Another method that you could try is an acetone vapor bath.
(All credit to them, by the way)
Just so you know, this is a very risky method, but the outcome is very nice. Remember that I warned you... And please, please watch cautionary videos and practice extreme caution. I cannot stress that enough.
All you have to do is get a heating pad (or anything that can heat up to the necessary temperatures) out into a well-ventilated environment.
Then, get a large glass jar that you probably won't need in the future that can fit the 3D Model and pour some acetone inside. Afterward, you should place a small platform inside, just as in the video. Place the jar onto the heating pad. Now, place the 3D Model inside onto the platform.
Now, remember that acetone is a solvent. That means that it basically melts off the details off of the 3D Model. So, if your model is moreover detailed, you should leave the 3D Model in the jar for a small amount of time (i.e. about 30 seconds at most). If your model is not as detailed, you can put it in for a much longer amount of time, such as five minutes. Remember, the longer it is inside, the less the details!
Also, make sure to take the model out without using your hands, as it could possibly be harmful.

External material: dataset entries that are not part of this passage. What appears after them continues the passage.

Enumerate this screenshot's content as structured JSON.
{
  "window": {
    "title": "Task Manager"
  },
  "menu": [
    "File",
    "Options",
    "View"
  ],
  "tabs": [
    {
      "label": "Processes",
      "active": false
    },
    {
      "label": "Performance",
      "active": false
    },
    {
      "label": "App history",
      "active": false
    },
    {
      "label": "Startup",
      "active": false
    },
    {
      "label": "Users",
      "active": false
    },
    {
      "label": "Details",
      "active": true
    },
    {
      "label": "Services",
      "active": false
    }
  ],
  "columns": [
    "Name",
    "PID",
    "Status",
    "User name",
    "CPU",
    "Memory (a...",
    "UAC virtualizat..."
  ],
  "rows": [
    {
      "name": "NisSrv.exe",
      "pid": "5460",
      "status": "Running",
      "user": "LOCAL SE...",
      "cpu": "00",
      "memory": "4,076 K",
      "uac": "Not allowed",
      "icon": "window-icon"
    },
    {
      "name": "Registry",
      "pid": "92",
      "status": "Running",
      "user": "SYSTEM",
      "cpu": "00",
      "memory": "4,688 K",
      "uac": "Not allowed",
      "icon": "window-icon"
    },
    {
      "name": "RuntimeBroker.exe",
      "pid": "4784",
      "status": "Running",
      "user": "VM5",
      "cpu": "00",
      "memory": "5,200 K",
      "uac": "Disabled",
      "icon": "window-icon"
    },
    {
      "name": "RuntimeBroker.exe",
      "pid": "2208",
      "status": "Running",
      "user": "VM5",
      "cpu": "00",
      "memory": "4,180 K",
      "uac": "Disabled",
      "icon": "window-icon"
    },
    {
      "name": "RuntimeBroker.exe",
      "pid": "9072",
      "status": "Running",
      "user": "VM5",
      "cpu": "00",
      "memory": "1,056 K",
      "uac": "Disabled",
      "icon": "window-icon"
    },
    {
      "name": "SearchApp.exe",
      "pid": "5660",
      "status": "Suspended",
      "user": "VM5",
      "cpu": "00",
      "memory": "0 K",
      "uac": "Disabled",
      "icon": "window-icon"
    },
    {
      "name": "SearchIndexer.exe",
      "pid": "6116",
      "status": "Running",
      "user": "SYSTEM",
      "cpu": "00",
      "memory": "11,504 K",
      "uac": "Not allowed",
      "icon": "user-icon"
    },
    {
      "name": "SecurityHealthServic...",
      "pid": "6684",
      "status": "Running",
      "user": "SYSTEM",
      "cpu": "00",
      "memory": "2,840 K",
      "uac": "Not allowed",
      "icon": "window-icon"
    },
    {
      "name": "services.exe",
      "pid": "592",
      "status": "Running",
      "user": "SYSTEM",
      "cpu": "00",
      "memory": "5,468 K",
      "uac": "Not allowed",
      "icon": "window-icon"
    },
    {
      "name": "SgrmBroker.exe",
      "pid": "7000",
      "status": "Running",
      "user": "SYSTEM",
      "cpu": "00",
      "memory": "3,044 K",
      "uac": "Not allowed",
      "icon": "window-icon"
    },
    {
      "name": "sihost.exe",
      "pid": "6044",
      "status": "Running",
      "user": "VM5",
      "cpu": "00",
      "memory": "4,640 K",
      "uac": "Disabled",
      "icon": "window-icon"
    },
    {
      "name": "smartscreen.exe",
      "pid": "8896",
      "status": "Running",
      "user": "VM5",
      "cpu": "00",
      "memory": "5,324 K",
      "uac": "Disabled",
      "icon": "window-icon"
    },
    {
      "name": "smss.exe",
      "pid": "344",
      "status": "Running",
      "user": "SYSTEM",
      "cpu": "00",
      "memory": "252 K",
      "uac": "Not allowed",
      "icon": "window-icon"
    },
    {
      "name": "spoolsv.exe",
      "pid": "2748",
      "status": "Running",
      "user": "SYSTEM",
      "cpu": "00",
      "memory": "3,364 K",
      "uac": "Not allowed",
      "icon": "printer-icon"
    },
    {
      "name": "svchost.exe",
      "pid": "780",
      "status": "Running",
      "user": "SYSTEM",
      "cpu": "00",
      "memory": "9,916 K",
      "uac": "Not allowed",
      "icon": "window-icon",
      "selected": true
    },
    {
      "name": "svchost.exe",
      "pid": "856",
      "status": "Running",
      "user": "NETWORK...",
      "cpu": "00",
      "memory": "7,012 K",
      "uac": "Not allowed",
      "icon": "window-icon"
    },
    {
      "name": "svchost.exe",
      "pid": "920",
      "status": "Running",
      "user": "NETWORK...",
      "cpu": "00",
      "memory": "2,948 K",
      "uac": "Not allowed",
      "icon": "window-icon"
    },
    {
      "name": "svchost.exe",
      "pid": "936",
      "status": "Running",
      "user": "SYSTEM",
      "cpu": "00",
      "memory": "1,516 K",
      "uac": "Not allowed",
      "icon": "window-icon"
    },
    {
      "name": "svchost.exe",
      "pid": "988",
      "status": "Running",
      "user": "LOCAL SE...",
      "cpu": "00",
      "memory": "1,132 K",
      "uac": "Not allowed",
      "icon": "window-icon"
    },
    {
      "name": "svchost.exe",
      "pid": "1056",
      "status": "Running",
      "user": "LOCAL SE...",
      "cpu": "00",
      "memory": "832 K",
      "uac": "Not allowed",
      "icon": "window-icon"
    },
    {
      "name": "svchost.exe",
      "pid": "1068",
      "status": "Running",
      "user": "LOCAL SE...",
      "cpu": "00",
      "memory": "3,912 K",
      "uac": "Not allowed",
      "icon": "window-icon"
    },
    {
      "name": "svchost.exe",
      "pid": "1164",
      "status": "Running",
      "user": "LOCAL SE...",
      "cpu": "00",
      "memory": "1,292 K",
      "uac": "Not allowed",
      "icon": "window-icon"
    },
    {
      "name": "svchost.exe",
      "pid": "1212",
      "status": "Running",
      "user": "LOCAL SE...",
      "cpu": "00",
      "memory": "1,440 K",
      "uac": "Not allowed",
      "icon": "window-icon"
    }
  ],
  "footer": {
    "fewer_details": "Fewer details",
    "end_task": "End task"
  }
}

You could use a wire hanger attached to a piece of tin foil to take it out, just as in the video.
I hope this helps; be safe!
Seriously, exercise EXTREME caution while handling the vapor, as it is incredibly flammable, and can build up in poorly ventilated areas!